Does Garden Soil Need Water?
Water is an essential requirement for all living organisms, and plants are no exception. Garden soil needs water to maintain the necessary moisture levels that support plant growth. Water plays a crucial role in a plant’s photosynthesis process, nutrient uptake, and overall health. Adequate water supply ensures that plants have enough nutrients and energy to produce healthy foliage, fruits, and flowers.
How Often Should Garden Soil Be Watered?
The frequency of watering garden soil depends on several factors, such as the soil type, climate, type of plants, and drainage capacity. Generally, garden soil should be watered deeply and infrequently to ensure that the moisture reaches the root zone. This helps to prevent waterlogging, which can lead to root rot and other fungal diseases.
Soil Type and Watering
Different soil types require different watering frequencies. Clay soils hold water for longer, and therefore require less frequent watering, while sandy soils drain water quickly and require more frequent watering. Loamy soils have a balanced combination of sand, silt, and clay, which makes them ideal for most plants. Loamy soils require watering when the top inch of soil feels dry.
Climate and Watering
The climate in which a garden is located also plays a crucial role in determining how often the soil should be watered. In hot and dry weather conditions, garden soil dries out faster and therefore requires more frequent watering. In cooler climates or during periods of rain, less frequent watering may be required.
Plant Type and Watering
Different plants have different water requirements, and it is important to understand the needs of each type of plant in your garden. Some plants, such as succulents and cacti, require less water than others, while vegetables and fruits require more frequent watering.
Drainage and Watering
Proper drainage is essential for healthy garden soil. Poor drainage can lead to waterlogging, which can cause root rot and other fungal diseases. To ensure adequate drainage, garden soil should be amended with organic matter, such as compost or well-rotted manure. This helps to improve soil structure and drainage capacity.
Signs of Overwatering or Underwatering
Overwatering or underwatering garden soil can have negative effects on plant growth and health. Overwatering can cause waterlogging, which can lead to root rot and other fungal diseases.
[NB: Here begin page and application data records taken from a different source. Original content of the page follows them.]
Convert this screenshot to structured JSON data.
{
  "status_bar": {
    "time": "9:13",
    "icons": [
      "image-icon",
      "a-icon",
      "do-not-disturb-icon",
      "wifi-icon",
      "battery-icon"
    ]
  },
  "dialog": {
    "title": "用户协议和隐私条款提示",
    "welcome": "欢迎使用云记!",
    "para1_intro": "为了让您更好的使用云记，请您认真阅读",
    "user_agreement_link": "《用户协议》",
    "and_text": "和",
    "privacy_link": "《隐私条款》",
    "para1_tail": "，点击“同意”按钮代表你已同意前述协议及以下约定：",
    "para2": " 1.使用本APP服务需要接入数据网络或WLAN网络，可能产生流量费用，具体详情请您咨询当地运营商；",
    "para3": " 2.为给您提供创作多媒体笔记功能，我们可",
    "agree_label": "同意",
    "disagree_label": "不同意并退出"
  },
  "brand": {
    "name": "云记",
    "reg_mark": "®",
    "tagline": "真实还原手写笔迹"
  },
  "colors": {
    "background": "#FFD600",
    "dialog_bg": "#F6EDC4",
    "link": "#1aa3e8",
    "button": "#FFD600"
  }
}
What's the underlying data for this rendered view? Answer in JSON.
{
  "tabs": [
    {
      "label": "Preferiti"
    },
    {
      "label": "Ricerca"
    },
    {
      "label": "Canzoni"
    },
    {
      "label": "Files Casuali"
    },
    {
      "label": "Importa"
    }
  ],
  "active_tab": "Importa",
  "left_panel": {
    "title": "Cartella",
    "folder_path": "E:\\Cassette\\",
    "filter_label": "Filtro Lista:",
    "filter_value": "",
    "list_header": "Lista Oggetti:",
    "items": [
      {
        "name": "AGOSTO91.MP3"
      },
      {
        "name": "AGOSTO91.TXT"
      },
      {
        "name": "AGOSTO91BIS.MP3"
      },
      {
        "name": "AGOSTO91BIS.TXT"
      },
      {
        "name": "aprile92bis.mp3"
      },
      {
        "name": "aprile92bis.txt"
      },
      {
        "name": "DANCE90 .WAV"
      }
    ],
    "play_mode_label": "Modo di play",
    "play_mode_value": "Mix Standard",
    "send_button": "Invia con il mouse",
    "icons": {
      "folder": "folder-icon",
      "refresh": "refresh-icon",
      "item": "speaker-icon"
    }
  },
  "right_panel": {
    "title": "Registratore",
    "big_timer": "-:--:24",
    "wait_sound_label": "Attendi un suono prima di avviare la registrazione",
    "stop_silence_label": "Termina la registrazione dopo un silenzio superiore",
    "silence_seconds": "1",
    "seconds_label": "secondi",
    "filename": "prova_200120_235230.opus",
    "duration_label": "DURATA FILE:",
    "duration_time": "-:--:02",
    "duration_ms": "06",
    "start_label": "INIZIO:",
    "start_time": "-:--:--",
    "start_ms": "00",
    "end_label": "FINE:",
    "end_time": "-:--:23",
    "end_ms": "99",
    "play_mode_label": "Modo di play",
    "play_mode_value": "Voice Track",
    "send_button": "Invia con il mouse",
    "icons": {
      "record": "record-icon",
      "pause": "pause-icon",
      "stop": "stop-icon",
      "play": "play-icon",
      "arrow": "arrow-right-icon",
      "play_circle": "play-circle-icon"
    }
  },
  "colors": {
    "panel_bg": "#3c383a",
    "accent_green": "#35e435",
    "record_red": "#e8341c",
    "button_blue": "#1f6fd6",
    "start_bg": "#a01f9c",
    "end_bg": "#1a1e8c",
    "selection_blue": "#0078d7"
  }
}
Underwatering can cause plants to wilt and can also lead to nutrient deficiencies.
Signs of Overwatering
Signs of overwatering include yellowing leaves, mold or fungus growth, and a foul smell emanating from the soil. Overwatered soil may also appear waterlogged, with standing water visible on the surface.
Signs of Underwatering
Signs of underwatering include wilted, dry, or brown leaves. The soil may also appear dry and cracked, and the plant may have stunted growth or show signs of nutrient deficiencies.
Tips for Properly Watering Garden Soil
Properly watering garden soil is essential for healthy plant growth. Here are some tips for ensuring that garden soil is watered correctly:
Water Deeply and Infrequently
Water should be applied deeply and infrequently to ensure that the moisture reaches the root zone. This helps to encourage strong root growth and prevent waterlogging.
Water at the Right Time of Day
Watering should be done early in the morning or late in the evening when the temperatures are cooler. This helps to prevent water loss through evaporation and allows the water to soak into the soil.